THE TASK: Using the data below, show every line where the word "Interview" occurs.

(Element data from apps and pages)
* * *
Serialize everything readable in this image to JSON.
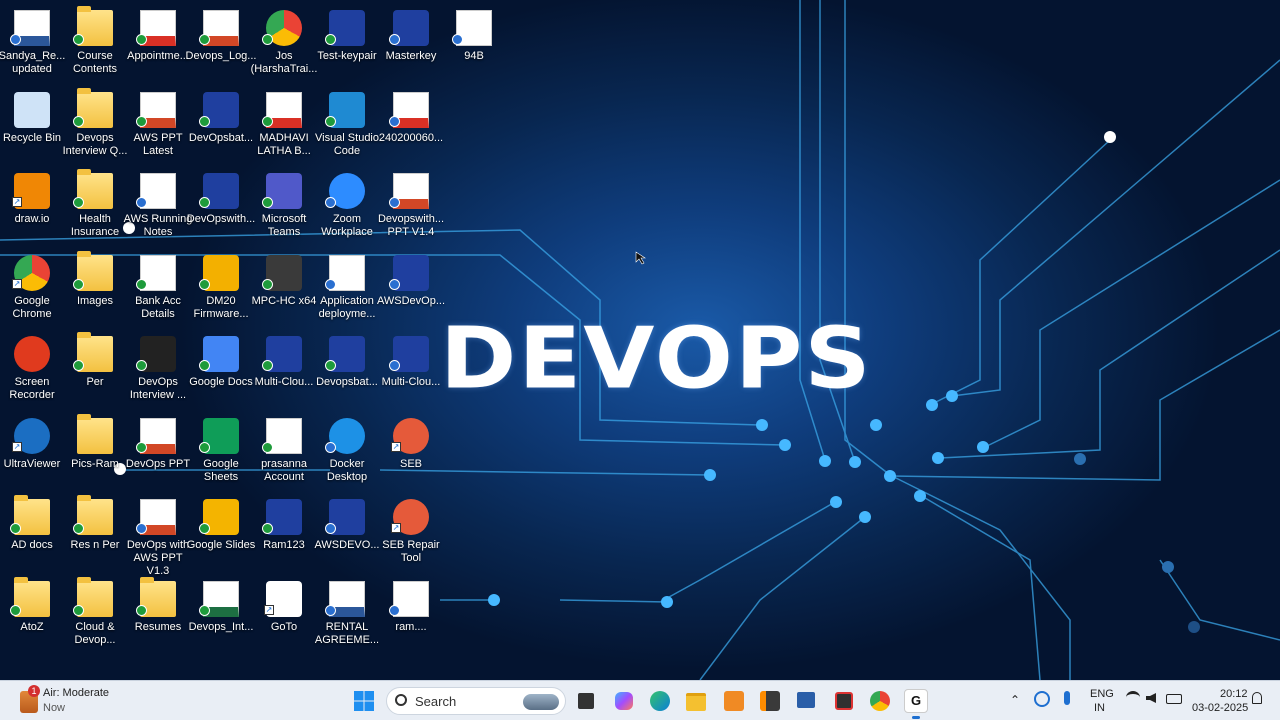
{
  "desktop": {
    "title": "DEVOPS",
    "icons": [
      {
        "label": "Sandya_Re... updated",
        "kind": "word",
        "sync": "cloud"
      },
      {
        "label": "Course Contents",
        "kind": "folder",
        "sync": "green"
      },
      {
        "label": "Appointme...",
        "kind": "pdf",
        "sync": "green"
      },
      {
        "label": "Devops_Log...",
        "kind": "ppt",
        "sync": "green"
      },
      {
        "label": "Jos (HarshaTrai...",
        "kind": "chrome",
        "sync": "green"
      },
      {
        "label": "Test-keypair",
        "kind": "putty",
        "sync": "green"
      },
      {
        "label": "Masterkey",
        "kind": "putty",
        "sync": "cloud"
      },
      {
        "label": "94B",
        "kind": "file",
        "sync": "cloud"
      },
      {
        "label": "Recycle Bin",
        "kind": "recycle",
        "sync": ""
      },
      {
        "label": "Devops Interview Q...",
        "kind": "folder",
        "sync": "green"
      },
      {
        "label": "AWS PPT Latest",
        "kind": "ppt",
        "sync": "green"
      },
      {
        "label": "DevOpsbat...",
        "kind": "putty",
        "sync": "green"
      },
      {
        "label": "MADHAVI LATHA B...",
        "kind": "pdf",
        "sync": "green"
      },
      {
        "label": "Visual Studio Code",
        "kind": "vscode",
        "sync": "green"
      },
      {
        "label": "240200060...",
        "kind": "pdf",
        "sync": "cloud"
      },
      {
        "label": "draw.io",
        "kind": "drawio",
        "sync": "shortcut"
      },
      {
        "label": "Health Insurance",
        "kind": "folder",
        "sync": "green"
      },
      {
        "label": "AWS Running Notes",
        "kind": "file",
        "sync": "cloud"
      },
      {
        "label": "DevOpswith...",
        "kind": "putty",
        "sync": "green"
      },
      {
        "label": "Microsoft Teams",
        "kind": "teams",
        "sync": "green"
      },
      {
        "label": "Zoom Workplace",
        "kind": "zoom",
        "sync": "cloud"
      },
      {
        "label": "Devopswith... PPT V1.4",
        "kind": "ppt",
        "sync": "cloud"
      },
      {
        "label": "Google Chrome",
        "kind": "chrome",
        "sync": "shortcut"
      },
      {
        "label": "Images",
        "kind": "folder",
        "sync": "green"
      },
      {
        "label": "Bank Acc Details",
        "kind": "file",
        "sync": "green"
      },
      {
        "label": "DM20 Firmware...",
        "kind": "dm20",
        "sync": "green"
      },
      {
        "label": "MPC-HC x64",
        "kind": "mpc",
        "sync": "green"
      },
      {
        "label": "Application deployme...",
        "kind": "file",
        "sync": "cloud"
      },
      {
        "label": "AWSDevOp...",
        "kind": "putty",
        "sync": "cloud"
      },
      {
        "label": "Screen Recorder",
        "kind": "recorder",
        "sync": ""
      },
      {
        "label": "Per",
        "kind": "folder",
        "sync": "green"
      },
      {
        "label": "DevOps Interview ...",
        "kind": "video",
        "sync": "green"
      },
      {
        "label": "Google Docs",
        "kind": "gdocs",
        "sync": "green"
      },
      {
        "label": "Multi-Clou...",
        "kind": "putty",
        "sync": "green"
      },
      {
        "label": "Devopsbat...",
        "kind": "putty",
        "sync": "green"
      },
      {
        "label": "Multi-Clou...",
        "kind": "putty",
        "sync": "cloud"
      },
      {
        "label": "UltraViewer",
        "kind": "ultra",
        "sync": "shortcut"
      },
      {
        "label": "Pics-Ram",
        "kind": "folder",
        "sync": ""
      },
      {
        "label": "DevOps PPT",
        "kind": "ppt",
        "sync": "green"
      },
      {
        "label": "Google Sheets",
        "kind": "gsheets",
        "sync": "green"
      },
      {
        "label": "prasanna Account",
        "kind": "file",
        "sync": "green"
      },
      {
        "label": "Docker Desktop",
        "kind": "docker",
        "sync": "cloud"
      },
      {
        "label": "SEB",
        "kind": "seb",
        "sync": "shortcut"
      },
      {
        "label": "AD docs",
        "kind": "folder",
        "sync": "green"
      },
      {
        "label": "Res n Per",
        "kind": "folder",
        "sync": "green"
      },
      {
        "label": "DevOps with AWS PPT V1.3",
        "kind": "ppt",
        "sync": "cloud"
      },
      {
        "label": "Google Slides",
        "kind": "gslides",
        "sync": "green"
      },
      {
        "label": "Ram123",
        "kind": "putty",
        "sync": "green"
      },
      {
        "label": "AWSDEVO...",
        "kind": "putty",
        "sync": "cloud"
      },
      {
        "label": "SEB Repair Tool",
        "kind": "seb",
        "sync": "shortcut"
      },
      {
        "label": "AtoZ",
        "kind": "folder",
        "sync": "green"
      },
      {
        "label": "Cloud & Devop...",
        "kind": "folder",
        "sync": "green"
      },
      {
        "label": "Resumes",
        "kind": "folder",
        "sync": "green"
      },
      {
        "label": "Devops_Int...",
        "kind": "excel",
        "sync": "green"
      },
      {
        "label": "GoTo",
        "kind": "goto",
        "sync": "shortcut"
      },
      {
        "label": "RENTAL AGREEME...",
        "kind": "word",
        "sync": "cloud"
      },
      {
        "label": "ram....",
        "kind": "file",
        "sync": "cloud"
      }
    ]
  },
  "taskbar": {
    "weather_badge": "1",
    "weather_title": "Air: Moderate",
    "weather_sub": "Now",
    "search_placeholder": "Search",
    "lang_top": "ENG",
    "lang_bottom": "IN",
    "time": "20:12",
    "date": "03-02-2025",
    "apps": [
      "windows-start",
      "search",
      "task-view",
      "copilot",
      "edge",
      "file-explorer",
      "orange-app",
      "sublime-text",
      "remote-desktop",
      "snipping-tool",
      "google-chrome",
      "goto"
    ]
  }
}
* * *
EXERCISE OUTPUT:
        "label": "Devops Interview Q...",
        "label": "DevOps Interview ...",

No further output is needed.